OPERATION OF THE MISSIONARIES-EXTENT OF
THEIR EXPLORATIONS UP TO 1673.

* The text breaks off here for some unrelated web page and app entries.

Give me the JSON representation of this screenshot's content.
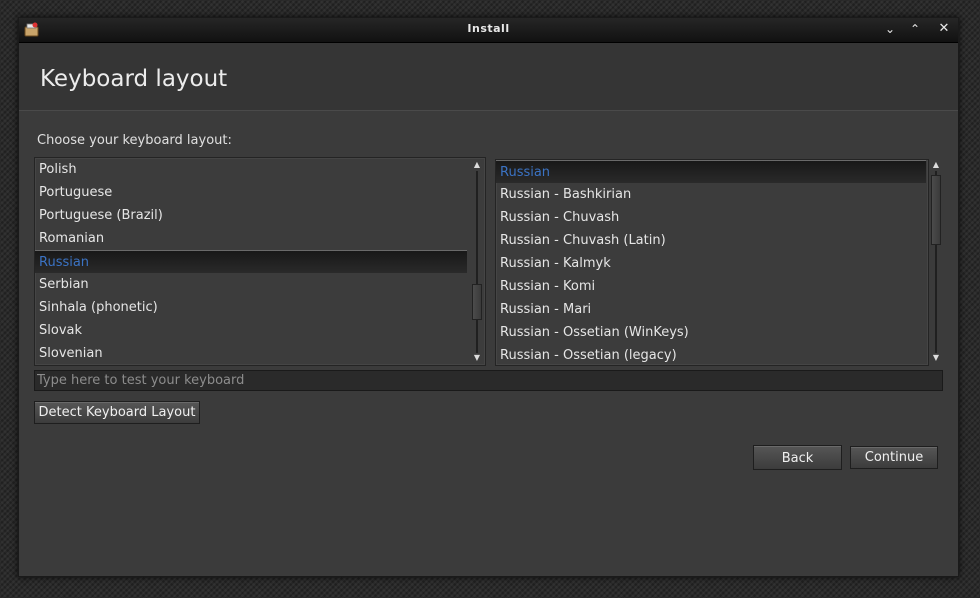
{
  "window": {
    "title": "Install",
    "minimize_glyph": "⌄",
    "maximize_glyph": "⌃",
    "close_glyph": "✕"
  },
  "page": {
    "title": "Keyboard layout"
  },
  "prompt": "Choose your keyboard layout:",
  "layouts": {
    "items": [
      "Polish",
      "Portuguese",
      "Portuguese (Brazil)",
      "Romanian",
      "Russian",
      "Serbian",
      "Sinhala (phonetic)",
      "Slovak",
      "Slovenian"
    ],
    "selected": "Russian"
  },
  "variants": {
    "items": [
      "Russian",
      "Russian - Bashkirian",
      "Russian - Chuvash",
      "Russian - Chuvash (Latin)",
      "Russian - Kalmyk",
      "Russian - Komi",
      "Russian - Mari",
      "Russian - Ossetian (WinKeys)",
      "Russian - Ossetian (legacy)"
    ],
    "selected": "Russian"
  },
  "test_field": {
    "value": "",
    "placeholder": "Type here to test your keyboard"
  },
  "buttons": {
    "detect": "Detect Keyboard Layout",
    "back": "Back",
    "continue": "Continue"
  }
}
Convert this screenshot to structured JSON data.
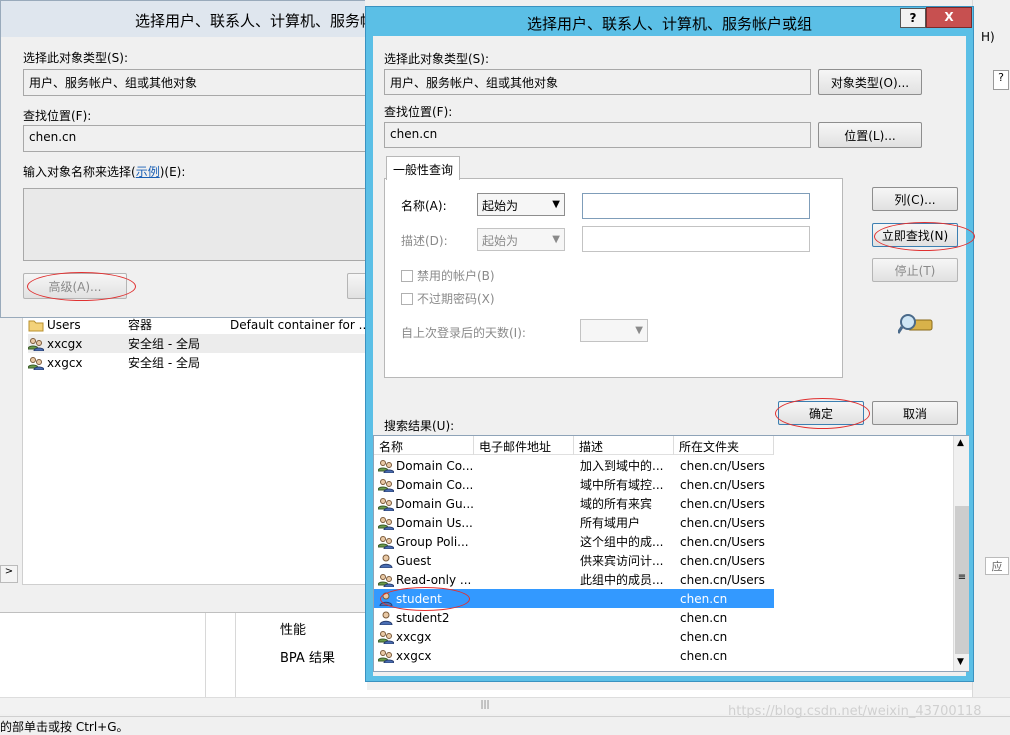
{
  "background": {
    "list_rows": [
      {
        "name": "Users",
        "type": "容器",
        "desc": "Default container for ...",
        "icon": "folder-icon"
      },
      {
        "name": "xxcgx",
        "type": "安全组 - 全局",
        "desc": "",
        "icon": "group-icon"
      },
      {
        "name": "xxgcx",
        "type": "安全组 - 全局",
        "desc": "",
        "icon": "group-icon"
      }
    ],
    "bottom_items": [
      "性能",
      "BPA 结果"
    ],
    "statusbar_text": "的部单击或按 Ctrl+G。",
    "watermark": "https://blog.csdn.net/weixin_43700118",
    "right_strip": {
      "fragment_top": "H)",
      "fragment_mid": "应",
      "help_symbol": "?"
    }
  },
  "behind_dialog": {
    "title": "选择用户、联系人、计算机、服务帐",
    "object_type_label": "选择此对象类型(S):",
    "object_type_value": "用户、服务帐户、组或其他对象",
    "location_label": "查找位置(F):",
    "location_value": "chen.cn",
    "enter_names_label_pre": "输入对象名称来选择(",
    "enter_names_link": "示例",
    "enter_names_label_post": ")(E):",
    "advanced_button": "高级(A)..."
  },
  "dialog": {
    "title": "选择用户、联系人、计算机、服务帐户或组",
    "help_button": "?",
    "close_button": "X",
    "object_type_label": "选择此对象类型(S):",
    "object_type_value": "用户、服务帐户、组或其他对象",
    "object_type_button": "对象类型(O)...",
    "location_label": "查找位置(F):",
    "location_value": "chen.cn",
    "location_button": "位置(L)...",
    "tab_label": "一般性查询",
    "name_label": "名称(A):",
    "name_operator": "起始为",
    "name_value": "",
    "desc_label": "描述(D):",
    "desc_operator": "起始为",
    "desc_value": "",
    "disabled_accounts": "禁用的帐户(B)",
    "non_expiring_pwd": "不过期密码(X)",
    "days_since_logon": "自上次登录后的天数(I):",
    "days_value": "",
    "columns_button": "列(C)...",
    "find_now_button": "立即查找(N)",
    "stop_button": "停止(T)",
    "search_results_label": "搜索结果(U):",
    "ok_button": "确定",
    "cancel_button": "取消",
    "results_columns": [
      "名称",
      "电子邮件地址",
      "描述",
      "所在文件夹"
    ],
    "results": [
      {
        "name": "Domain Co...",
        "email": "",
        "desc": "加入到域中的...",
        "folder": "chen.cn/Users",
        "icon": "group-icon"
      },
      {
        "name": "Domain Co...",
        "email": "",
        "desc": "域中所有域控...",
        "folder": "chen.cn/Users",
        "icon": "group-icon"
      },
      {
        "name": "Domain Gu...",
        "email": "",
        "desc": "域的所有来宾",
        "folder": "chen.cn/Users",
        "icon": "group-icon"
      },
      {
        "name": "Domain Us...",
        "email": "",
        "desc": "所有域用户",
        "folder": "chen.cn/Users",
        "icon": "group-icon"
      },
      {
        "name": "Group Poli...",
        "email": "",
        "desc": "这个组中的成...",
        "folder": "chen.cn/Users",
        "icon": "group-icon"
      },
      {
        "name": "Guest",
        "email": "",
        "desc": "供来宾访问计...",
        "folder": "chen.cn/Users",
        "icon": "user-icon"
      },
      {
        "name": "Read-only ...",
        "email": "",
        "desc": "此组中的成员...",
        "folder": "chen.cn/Users",
        "icon": "group-icon"
      },
      {
        "name": "student",
        "email": "",
        "desc": "",
        "folder": "chen.cn",
        "icon": "user-icon",
        "selected": true
      },
      {
        "name": "student2",
        "email": "",
        "desc": "",
        "folder": "chen.cn",
        "icon": "user-icon"
      },
      {
        "name": "xxcgx",
        "email": "",
        "desc": "",
        "folder": "chen.cn",
        "icon": "group-icon"
      },
      {
        "name": "xxgcx",
        "email": "",
        "desc": "",
        "folder": "chen.cn",
        "icon": "group-icon"
      }
    ]
  },
  "colors": {
    "title_bar": "#5bbfe6",
    "selection": "#3399ff",
    "annotation": "#e03030",
    "close_button": "#c75050"
  }
}
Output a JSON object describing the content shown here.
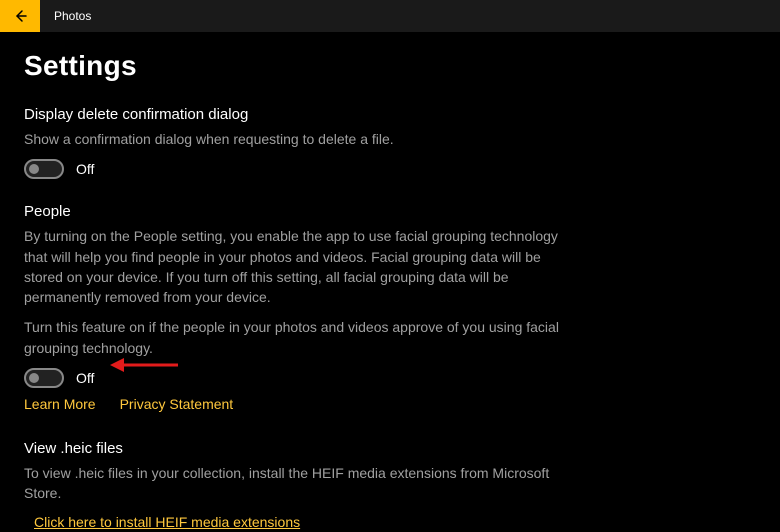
{
  "titlebar": {
    "app_title": "Photos"
  },
  "header": {
    "page_title": "Settings"
  },
  "sections": {
    "delete_confirm": {
      "title": "Display delete confirmation dialog",
      "desc": "Show a confirmation dialog when requesting to delete a file.",
      "toggle_state": "Off"
    },
    "people": {
      "title": "People",
      "desc1": "By turning on the People setting, you enable the app to use facial grouping technology that will help you find people in your photos and videos. Facial grouping data will be stored on your device. If you turn off this setting, all facial grouping data will be permanently removed from your device.",
      "desc2": "Turn this feature on if the people in your photos and videos approve of you using facial grouping technology.",
      "toggle_state": "Off",
      "learn_more": "Learn More",
      "privacy": "Privacy Statement"
    },
    "heic": {
      "title": "View .heic files",
      "desc": "To view .heic files in your collection, install the HEIF media extensions from Microsoft Store.",
      "install_link": "Click here to install HEIF media extensions"
    }
  },
  "colors": {
    "accent": "#ffb900",
    "link": "#ffc83d",
    "muted": "#a0a0a0",
    "annotation": "#e31b1b"
  }
}
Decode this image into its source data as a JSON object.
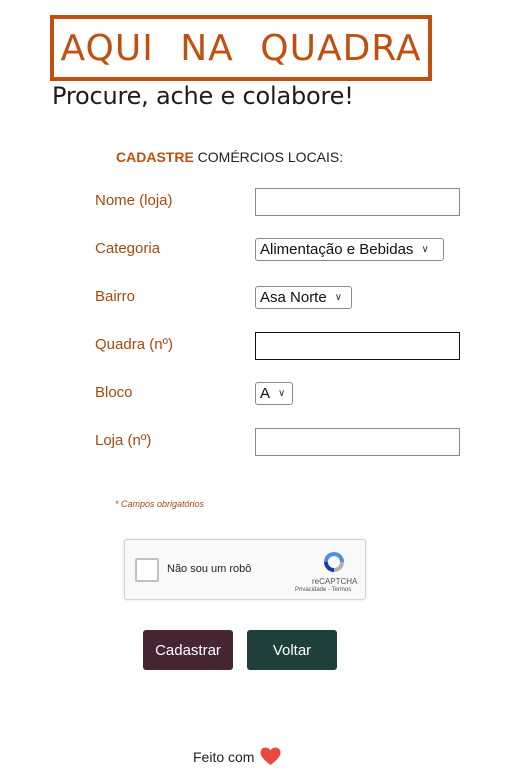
{
  "header": {
    "logo_text": "AQUI NA QUADRA",
    "tagline": "Procure, ache e colabore!"
  },
  "form": {
    "title_strong": "CADASTRE",
    "title_rest": " COMÉRCIOS LOCAIS:",
    "fields": {
      "nome": {
        "label": "Nome (loja)",
        "value": ""
      },
      "categoria": {
        "label": "Categoria",
        "value": "Alimentação e Bebidas"
      },
      "bairro": {
        "label": "Bairro",
        "value": "Asa Norte"
      },
      "quadra": {
        "label": "Quadra (nº)",
        "value": ""
      },
      "bloco": {
        "label": "Bloco",
        "value": "A"
      },
      "loja": {
        "label": "Loja (nº)",
        "value": ""
      }
    },
    "required_note": "* Campos obrigatórios"
  },
  "captcha": {
    "label": "Não sou um robô",
    "brand": "reCAPTCHA",
    "links": "Privacidade - Termos"
  },
  "buttons": {
    "submit": "Cadastrar",
    "back": "Voltar"
  },
  "footer": {
    "text": "Feito com"
  },
  "colors": {
    "accent": "#c0500f",
    "button_primary": "#472634",
    "button_secondary": "#1f3f3b",
    "heart": "#e84a3f"
  }
}
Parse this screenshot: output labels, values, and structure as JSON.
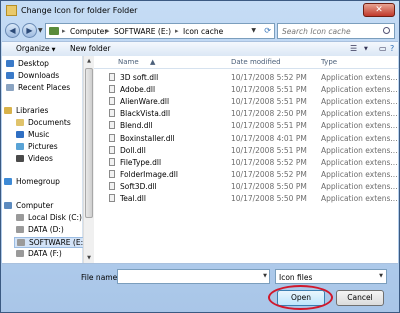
{
  "window": {
    "title": "Change Icon for folder Folder",
    "close_glyph": "✕"
  },
  "address": {
    "back_glyph": "◀",
    "forward_glyph": "▶",
    "crumbs": [
      "Computer",
      "SOFTWARE (E:)",
      "Icon cache"
    ],
    "separator": "▸",
    "search_placeholder": "Search Icon cache"
  },
  "toolbar": {
    "organize_label": "Organize",
    "new_folder_label": "New folder"
  },
  "nav": {
    "items": [
      {
        "label": "Desktop",
        "icon": "desktop-icon",
        "color": "#3a7ac9"
      },
      {
        "label": "Downloads",
        "icon": "downloads-icon",
        "color": "#3a7ac9"
      },
      {
        "label": "Recent Places",
        "icon": "recent-places-icon",
        "color": "#8aa3c1"
      },
      {
        "label": "Libraries",
        "icon": "libraries-icon",
        "color": "#d8b24a"
      },
      {
        "label": "Documents",
        "icon": "documents-icon",
        "color": "#e0c36b"
      },
      {
        "label": "Music",
        "icon": "music-icon",
        "color": "#2f6fc3"
      },
      {
        "label": "Pictures",
        "icon": "pictures-icon",
        "color": "#59a3d6"
      },
      {
        "label": "Videos",
        "icon": "videos-icon",
        "color": "#4a4a4a"
      },
      {
        "label": "Homegroup",
        "icon": "homegroup-icon",
        "color": "#3d8ad6"
      },
      {
        "label": "Computer",
        "icon": "computer-icon",
        "color": "#5d8bbf"
      },
      {
        "label": "Local Disk (C:)",
        "icon": "drive-icon",
        "color": "#9a9a9a"
      },
      {
        "label": "DATA (D:)",
        "icon": "drive-icon",
        "color": "#9a9a9a"
      },
      {
        "label": "SOFTWARE (E:)",
        "icon": "drive-icon",
        "color": "#9a9a9a"
      },
      {
        "label": "DATA (F:)",
        "icon": "drive-icon",
        "color": "#9a9a9a"
      }
    ]
  },
  "list": {
    "columns": [
      "Name",
      "Date modified",
      "Type"
    ],
    "rows": [
      {
        "name": "3D soft.dll",
        "date": "10/17/2008 5:52 PM",
        "type": "Application extens..."
      },
      {
        "name": "Adobe.dll",
        "date": "10/17/2008 5:51 PM",
        "type": "Application extens..."
      },
      {
        "name": "AlienWare.dll",
        "date": "10/17/2008 5:51 PM",
        "type": "Application extens..."
      },
      {
        "name": "BlackVista.dll",
        "date": "10/17/2008 2:50 PM",
        "type": "Application extens..."
      },
      {
        "name": "Blend.dll",
        "date": "10/17/2008 5:51 PM",
        "type": "Application extens..."
      },
      {
        "name": "Boxinstaller.dll",
        "date": "10/17/2008 4:01 PM",
        "type": "Application extens..."
      },
      {
        "name": "Doll.dll",
        "date": "10/17/2008 5:51 PM",
        "type": "Application extens..."
      },
      {
        "name": "FileType.dll",
        "date": "10/17/2008 5:52 PM",
        "type": "Application extens..."
      },
      {
        "name": "FolderImage.dll",
        "date": "10/17/2008 5:52 PM",
        "type": "Application extens..."
      },
      {
        "name": "Soft3D.dll",
        "date": "10/17/2008 5:50 PM",
        "type": "Application extens..."
      },
      {
        "name": "Teal.dll",
        "date": "10/17/2008 5:50 PM",
        "type": "Application extens..."
      }
    ]
  },
  "footer": {
    "file_name_label": "File name:",
    "file_name_value": "",
    "file_type_value": "Icon files",
    "open_label": "Open",
    "cancel_label": "Cancel",
    "highlight_color": "#d0182c"
  }
}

Although commercial enterprise is perhaps the principal agent for the dissemination of civilization in the undeveloped regions of the globe, its extension into the Mississippi valley was due to a different cause. Pioneers, actuated by a religious fervor and enthusiasm hitherto without a parallel in the history of the world, were the first to explore its trackless wilds, and attempt to teach its savage inhabitants the refinements of civilized life. These self-denying explorers belonged mostly to the Jesuits or the Society of Jesus, a famous religious order founded by Ignatius Loyola, a Spanish' knight of the sixteenth century. He gave out that the constitution of his order was given him by immediate inspiration. Notwithstanding his high pretensions, he at first met with little encouragement, and the Pope, to whom he applied for the authority of his sanction, referred him to a committee of cardinals. The latter decided that his proposed establishment would not only be useless, but dangerous, and the Pope refused to give it his approval. To overcome the scruples of the Pope, in addition to the vows of other orders he required the members of his society to take a vow of obedience to the Pope, whereby they bound themselves to go whithersoever he should direct them in the service of religion, without requiring anything from him as a means of support. In other orders the primary object of the monk is to separate himself from the rest of the world, and in the solitude of the cloister to practice acts of self-mortification and purity. He is expected to eschew the pleasures and secular affairs of life, and can only benefit mankind by his example and prayers. Loyola, on the contrary, preferred that the members of his society should mingle in the affairs of men, and they were accordingly exempted from those austerities and ceremonies which consumed much of the time of other orders. Full of the idea of implicit obedience which he had learned from the profession of arms, he gave to his order a government wholly monarchical. To a general, who should be chosen for life from the several provinces, the members were compelled to yield not only an outward submission, but were required to make known to him even the thoughts and feelings of their inner life. At the time this offer was made, the papal power had received snch a shock from the refusal of many nations to submit to its authority, that the Pope could not look upon it with indifference. He saw that it would place at his disposal a body of the most rigorously disciplined ecclesiastics, whose powerful influence would enable him to repel the violent